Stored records
┌──
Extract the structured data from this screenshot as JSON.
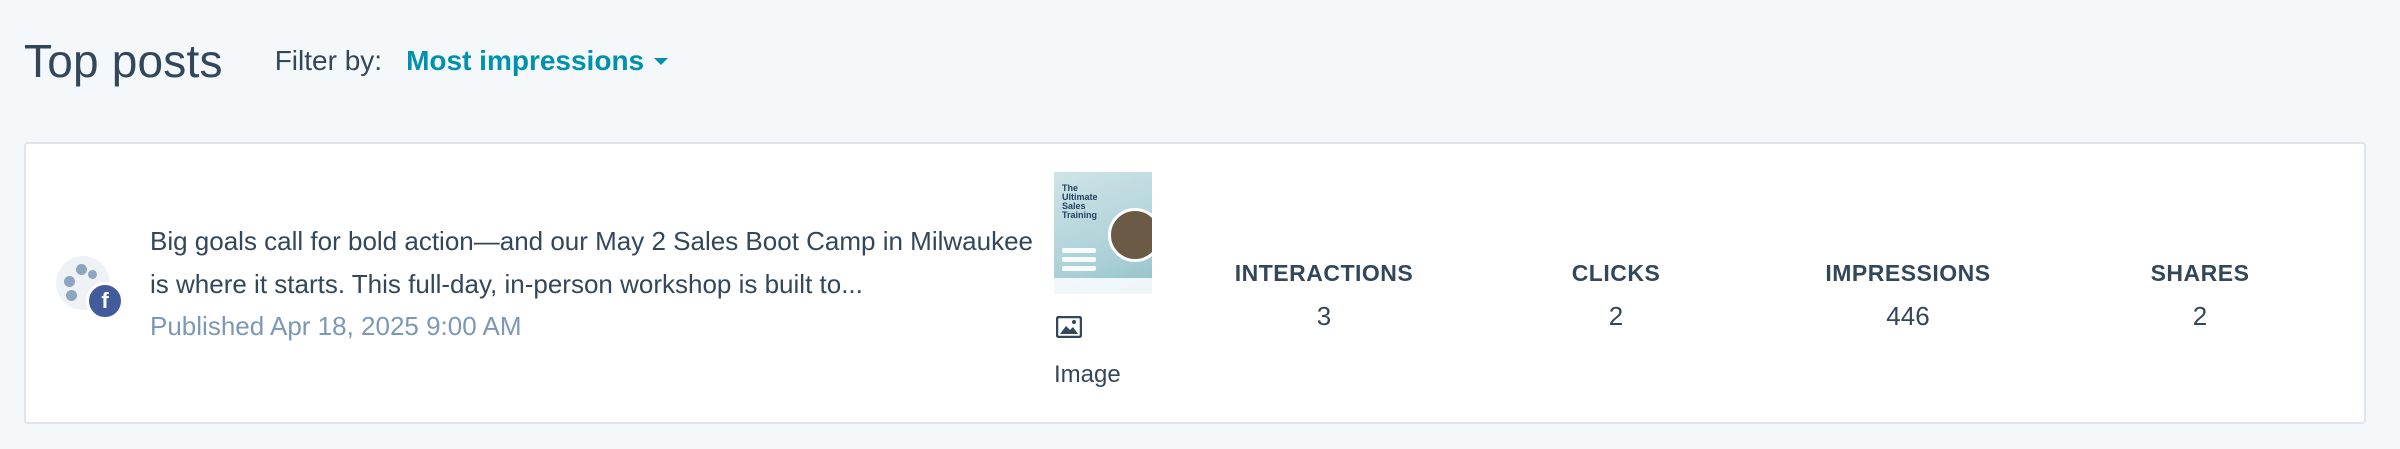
{
  "header": {
    "title": "Top posts",
    "filter_label": "Filter by:",
    "filter_value": "Most impressions"
  },
  "post": {
    "network": "facebook",
    "network_badge": "f",
    "body": "Big goals call for bold action—and our May 2 Sales Boot Camp in Milwaukee is where it starts. This full-day, in-person workshop is built to...",
    "published": "Published Apr 18, 2025 9:00 AM",
    "media": {
      "thumbnail_title": "The Ultimate Sales Training",
      "icon": "image-icon",
      "type_label": "Image"
    },
    "metrics": [
      {
        "label": "INTERACTIONS",
        "value": "3"
      },
      {
        "label": "CLICKS",
        "value": "2"
      },
      {
        "label": "IMPRESSIONS",
        "value": "446"
      },
      {
        "label": "SHARES",
        "value": "2"
      }
    ]
  },
  "colors": {
    "accent": "#0091ae",
    "text": "#33475b",
    "muted": "#7c98b6",
    "facebook": "#425b9b"
  }
}
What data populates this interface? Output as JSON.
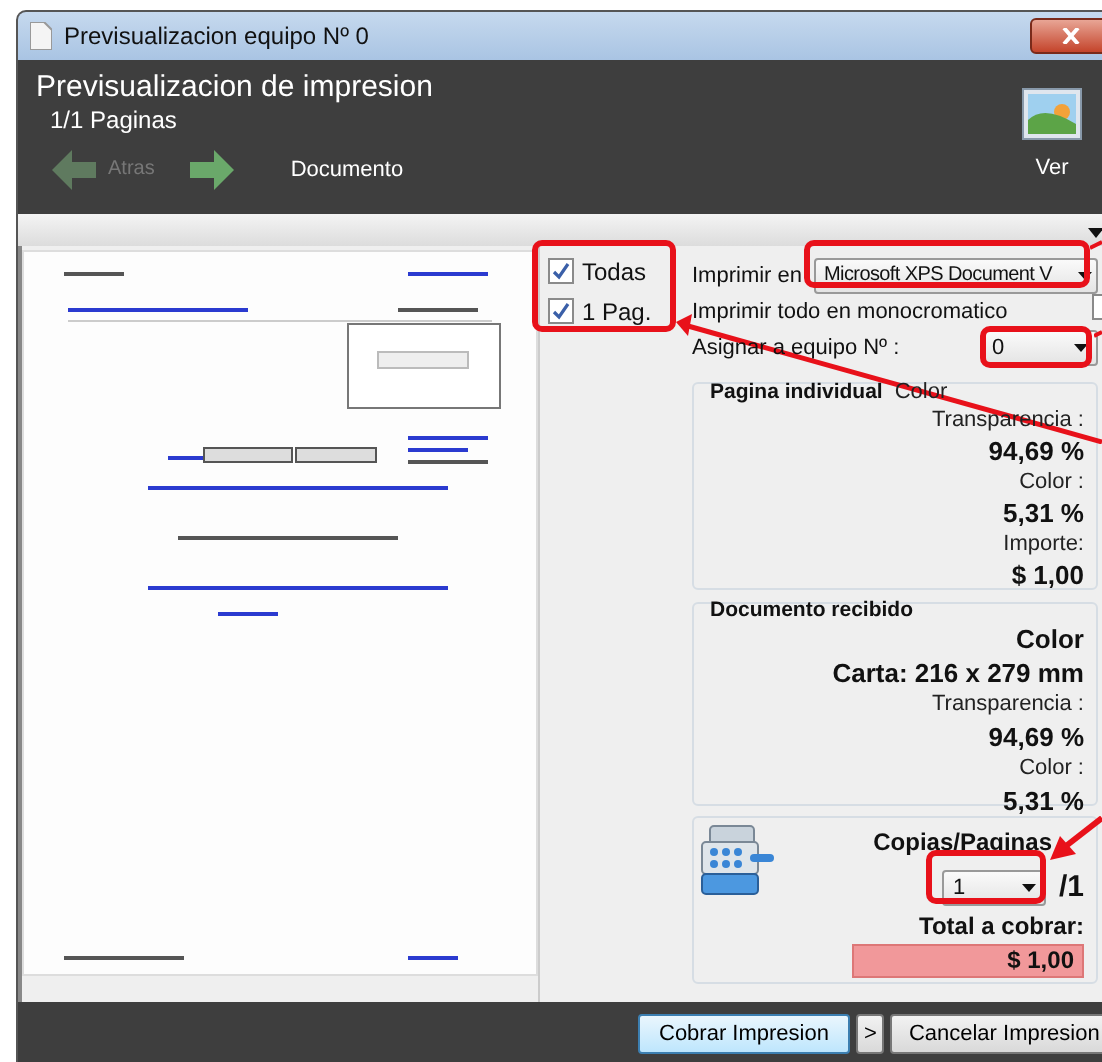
{
  "window": {
    "title": "Previsualizacion equipo Nº 0"
  },
  "header": {
    "title": "Previsualizacion de impresion",
    "pages": "1/1 Paginas",
    "document_link": "Documento",
    "view_button": "Ver"
  },
  "back_button": {
    "label": "Atras",
    "disabled": true
  },
  "forward_button": {
    "disabled": false
  },
  "page_options": [
    {
      "label": "Todas",
      "checked": true
    },
    {
      "label": "1 Pag.",
      "checked": true
    }
  ],
  "print_settings": {
    "printer_label": "Imprimir en",
    "printer": "Microsoft XPS Document V",
    "mono_label": "Imprimir todo en monocromatico",
    "mono_checked": false,
    "assign_label": "Asignar a equipo Nº :",
    "assign_value": "0"
  },
  "single_page": {
    "title": "Pagina individual",
    "mode": "Color",
    "rows": [
      {
        "label": "Transparencia :",
        "value": "94,69 %"
      },
      {
        "label": "Color :",
        "value": "5,31 %"
      },
      {
        "label": "Importe:",
        "value": "$ 1,00"
      }
    ]
  },
  "received": {
    "title": "Documento recibido",
    "mode": "Color",
    "size": "Carta: 216 x 279 mm",
    "rows": [
      {
        "label": "Transparencia :",
        "value": "94,69 %"
      },
      {
        "label": "Color :",
        "value": "5,31 %"
      }
    ]
  },
  "billing": {
    "copies_label": "Copias/Paginas",
    "copies": "1",
    "total_pages": "/1",
    "total_label": "Total a cobrar:",
    "total": "$ 1,00"
  },
  "buttons": [
    {
      "label": "Cobrar Impresion",
      "kind": "primary"
    },
    {
      "label": ">",
      "kind": "small"
    },
    {
      "label": "Cancelar Impresion",
      "kind": "normal"
    }
  ]
}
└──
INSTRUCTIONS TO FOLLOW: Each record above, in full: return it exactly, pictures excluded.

RESULT FOR THIS TASK:
Extract the structured data from this screenshot as JSON.
{
  "header": {
    "title": "Top posts",
    "filter_label": "Filter by:",
    "filter_value": "Most impressions"
  },
  "post": {
    "network": "facebook",
    "network_badge": "f",
    "body": "Big goals call for bold action—and our May 2 Sales Boot Camp in Milwaukee is where it starts. This full-day, in-person workshop is built to...",
    "published": "Published Apr 18, 2025 9:00 AM",
    "media": {
      "thumbnail_title": "The Ultimate Sales Training",
      "icon": "image-icon",
      "type_label": "Image"
    },
    "metrics": [
      {
        "label": "INTERACTIONS",
        "value": "3"
      },
      {
        "label": "CLICKS",
        "value": "2"
      },
      {
        "label": "IMPRESSIONS",
        "value": "446"
      },
      {
        "label": "SHARES",
        "value": "2"
      }
    ]
  },
  "colors": {
    "accent": "#0091ae",
    "text": "#33475b",
    "muted": "#7c98b6",
    "facebook": "#425b9b"
  }
}
What data populates this interface? Output as JSON.
{
  "window": {
    "title": "Previsualizacion equipo Nº 0"
  },
  "header": {
    "title": "Previsualizacion de impresion",
    "pages": "1/1 Paginas",
    "document_link": "Documento",
    "view_button": "Ver"
  },
  "back_button": {
    "label": "Atras",
    "disabled": true
  },
  "forward_button": {
    "disabled": false
  },
  "page_options": [
    {
      "label": "Todas",
      "checked": true
    },
    {
      "label": "1 Pag.",
      "checked": true
    }
  ],
  "print_settings": {
    "printer_label": "Imprimir en",
    "printer": "Microsoft XPS Document V",
    "mono_label": "Imprimir todo en monocromatico",
    "mono_checked": false,
    "assign_label": "Asignar a equipo Nº :",
    "assign_value": "0"
  },
  "single_page": {
    "title": "Pagina individual",
    "mode": "Color",
    "rows": [
      {
        "label": "Transparencia :",
        "value": "94,69 %"
      },
      {
        "label": "Color :",
        "value": "5,31 %"
      },
      {
        "label": "Importe:",
        "value": "$ 1,00"
      }
    ]
  },
  "received": {
    "title": "Documento recibido",
    "mode": "Color",
    "size": "Carta: 216 x 279 mm",
    "rows": [
      {
        "label": "Transparencia :",
        "value": "94,69 %"
      },
      {
        "label": "Color :",
        "value": "5,31 %"
      }
    ]
  },
  "billing": {
    "copies_label": "Copias/Paginas",
    "copies": "1",
    "total_pages": "/1",
    "total_label": "Total a cobrar:",
    "total": "$ 1,00"
  },
  "buttons": [
    {
      "label": "Cobrar Impresion",
      "kind": "primary"
    },
    {
      "label": ">",
      "kind": "small"
    },
    {
      "label": "Cancelar Impresion",
      "kind": "normal"
    }
  ]
}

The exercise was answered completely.